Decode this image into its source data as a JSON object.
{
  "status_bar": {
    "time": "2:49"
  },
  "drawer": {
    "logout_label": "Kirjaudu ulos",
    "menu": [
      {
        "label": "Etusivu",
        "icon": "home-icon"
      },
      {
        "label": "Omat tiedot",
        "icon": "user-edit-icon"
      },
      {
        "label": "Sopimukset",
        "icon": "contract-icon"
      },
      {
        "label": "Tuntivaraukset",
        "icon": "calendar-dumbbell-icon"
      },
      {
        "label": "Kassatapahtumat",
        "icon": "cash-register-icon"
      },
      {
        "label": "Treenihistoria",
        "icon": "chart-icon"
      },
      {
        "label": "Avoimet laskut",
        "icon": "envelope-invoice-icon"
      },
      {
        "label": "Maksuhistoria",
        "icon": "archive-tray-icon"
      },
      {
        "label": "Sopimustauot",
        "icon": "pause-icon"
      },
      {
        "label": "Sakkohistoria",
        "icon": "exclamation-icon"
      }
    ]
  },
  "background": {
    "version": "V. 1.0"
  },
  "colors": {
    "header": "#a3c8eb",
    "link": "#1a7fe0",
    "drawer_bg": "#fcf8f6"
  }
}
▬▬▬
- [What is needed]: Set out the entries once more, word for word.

- [Final answer]:
Decode this image into its source data as a JSON object.
{
  "status_bar": {
    "time": "2:49"
  },
  "drawer": {
    "logout_label": "Kirjaudu ulos",
    "menu": [
      {
        "label": "Etusivu",
        "icon": "home-icon"
      },
      {
        "label": "Omat tiedot",
        "icon": "user-edit-icon"
      },
      {
        "label": "Sopimukset",
        "icon": "contract-icon"
      },
      {
        "label": "Tuntivaraukset",
        "icon": "calendar-dumbbell-icon"
      },
      {
        "label": "Kassatapahtumat",
        "icon": "cash-register-icon"
      },
      {
        "label": "Treenihistoria",
        "icon": "chart-icon"
      },
      {
        "label": "Avoimet laskut",
        "icon": "envelope-invoice-icon"
      },
      {
        "label": "Maksuhistoria",
        "icon": "archive-tray-icon"
      },
      {
        "label": "Sopimustauot",
        "icon": "pause-icon"
      },
      {
        "label": "Sakkohistoria",
        "icon": "exclamation-icon"
      }
    ]
  },
  "background": {
    "version": "V. 1.0"
  },
  "colors": {
    "header": "#a3c8eb",
    "link": "#1a7fe0",
    "drawer_bg": "#fcf8f6"
  }
}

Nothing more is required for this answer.